Most vendors, like Lenovo, no longer ship physical XP discs with their systems, but instead ask their customers to create their own backup CDs during the system set up. I, of course, do not create these damn discs, and like most other aggrieved users, only rue that day when the hard drive fails (as all hard drives inevitably fail).
Combine a few things and Microsoft is in a perfect storm. 1. It’s the Economy Stupid: No one wants to pay for anything if there is a free alternative. 2. Track record. Vista is being written off. All eyes are on Win 7. Consumers are looking at OS alternatives and coming to the conclusion that an operating system should be as irrelevant to them on a PC as it is on a phone. E.G. — give me a device that doesn’t need to boot, have patches, get viruses, or otherwise require a full time nerd to babysit.
Consumer Linux is becoming more and more attractive.
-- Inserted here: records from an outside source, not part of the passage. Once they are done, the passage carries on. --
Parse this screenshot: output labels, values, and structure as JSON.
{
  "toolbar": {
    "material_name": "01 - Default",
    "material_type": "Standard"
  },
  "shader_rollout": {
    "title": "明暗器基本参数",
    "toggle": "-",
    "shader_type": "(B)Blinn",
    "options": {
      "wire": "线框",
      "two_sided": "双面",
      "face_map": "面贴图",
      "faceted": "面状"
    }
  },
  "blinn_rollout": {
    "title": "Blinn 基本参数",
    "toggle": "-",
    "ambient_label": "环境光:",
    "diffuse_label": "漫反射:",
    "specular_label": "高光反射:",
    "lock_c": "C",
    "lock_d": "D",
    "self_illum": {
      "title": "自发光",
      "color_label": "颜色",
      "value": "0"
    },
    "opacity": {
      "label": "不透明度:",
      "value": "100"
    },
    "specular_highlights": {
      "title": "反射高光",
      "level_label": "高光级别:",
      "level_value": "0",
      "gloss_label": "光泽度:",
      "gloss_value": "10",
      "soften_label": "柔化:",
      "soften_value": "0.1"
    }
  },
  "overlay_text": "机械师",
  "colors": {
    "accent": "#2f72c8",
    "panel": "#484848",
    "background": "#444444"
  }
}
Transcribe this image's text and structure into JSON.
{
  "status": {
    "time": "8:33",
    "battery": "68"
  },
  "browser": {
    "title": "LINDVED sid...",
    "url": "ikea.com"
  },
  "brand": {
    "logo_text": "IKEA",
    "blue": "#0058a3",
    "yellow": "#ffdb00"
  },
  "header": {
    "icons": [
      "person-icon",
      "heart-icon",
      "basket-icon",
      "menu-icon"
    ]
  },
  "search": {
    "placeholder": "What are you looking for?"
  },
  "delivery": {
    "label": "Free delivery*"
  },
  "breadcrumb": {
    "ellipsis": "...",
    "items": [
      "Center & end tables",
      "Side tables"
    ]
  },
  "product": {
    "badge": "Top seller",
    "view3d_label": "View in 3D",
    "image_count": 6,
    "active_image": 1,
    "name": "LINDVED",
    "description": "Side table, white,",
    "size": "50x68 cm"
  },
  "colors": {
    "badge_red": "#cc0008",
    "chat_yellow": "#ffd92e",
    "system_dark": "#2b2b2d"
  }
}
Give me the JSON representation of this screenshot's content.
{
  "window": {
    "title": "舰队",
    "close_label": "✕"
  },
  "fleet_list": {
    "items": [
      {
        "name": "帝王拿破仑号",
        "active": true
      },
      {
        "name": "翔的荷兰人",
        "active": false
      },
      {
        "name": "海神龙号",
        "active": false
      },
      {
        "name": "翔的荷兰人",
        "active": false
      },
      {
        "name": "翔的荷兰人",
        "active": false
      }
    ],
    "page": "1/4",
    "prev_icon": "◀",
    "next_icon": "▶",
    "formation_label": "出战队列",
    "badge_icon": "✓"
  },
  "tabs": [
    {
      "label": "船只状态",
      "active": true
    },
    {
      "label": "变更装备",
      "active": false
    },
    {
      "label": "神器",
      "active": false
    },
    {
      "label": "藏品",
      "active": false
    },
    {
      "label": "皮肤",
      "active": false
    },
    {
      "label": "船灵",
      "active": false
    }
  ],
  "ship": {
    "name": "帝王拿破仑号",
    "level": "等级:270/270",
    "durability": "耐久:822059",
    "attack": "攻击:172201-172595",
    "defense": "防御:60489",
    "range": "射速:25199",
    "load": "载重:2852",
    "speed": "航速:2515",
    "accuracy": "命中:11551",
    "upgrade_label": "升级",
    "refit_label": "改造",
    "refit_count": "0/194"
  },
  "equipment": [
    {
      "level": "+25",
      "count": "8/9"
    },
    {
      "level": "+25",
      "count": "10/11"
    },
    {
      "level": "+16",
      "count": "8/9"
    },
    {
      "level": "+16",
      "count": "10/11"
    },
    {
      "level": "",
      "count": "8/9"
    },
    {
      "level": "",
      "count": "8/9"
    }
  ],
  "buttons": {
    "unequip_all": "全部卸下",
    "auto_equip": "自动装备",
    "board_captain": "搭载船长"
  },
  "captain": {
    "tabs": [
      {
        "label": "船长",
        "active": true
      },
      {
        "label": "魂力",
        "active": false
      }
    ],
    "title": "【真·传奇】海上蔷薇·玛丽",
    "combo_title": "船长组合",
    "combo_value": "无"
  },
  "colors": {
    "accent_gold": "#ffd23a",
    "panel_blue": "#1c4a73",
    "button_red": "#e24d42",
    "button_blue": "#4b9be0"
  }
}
If Linux can get some solid driver support rolling for consumers’ peripherals, hide the heck out of the kernel (a consumer user should never be aware of stuff like GRUB and Wine) with a friendly GUI skin …. I could have rebuilt both of these two ThinkPads with Ubuntu but didn’t, and paid $150 per machine to build them back up on XP for one simple reason: the people who will be using these machine expect to see XP on them. Me? I’m more than happy to mess with Ubuntu. My wife is not.
Microsoft can buy a lot of time and hearts and mind with one simple solution — go free at one level and make it up in volume on upselling. Seriously. Whack a consumer for a credit card in this market and free starts to rule. Give me a free OS to enable a device, and when I decide I want some added benefit … then hit me with the credit card. If Microsoft can get on the free-bandwagon and get free into the corporate mindset, they buy another decade of success without any problem.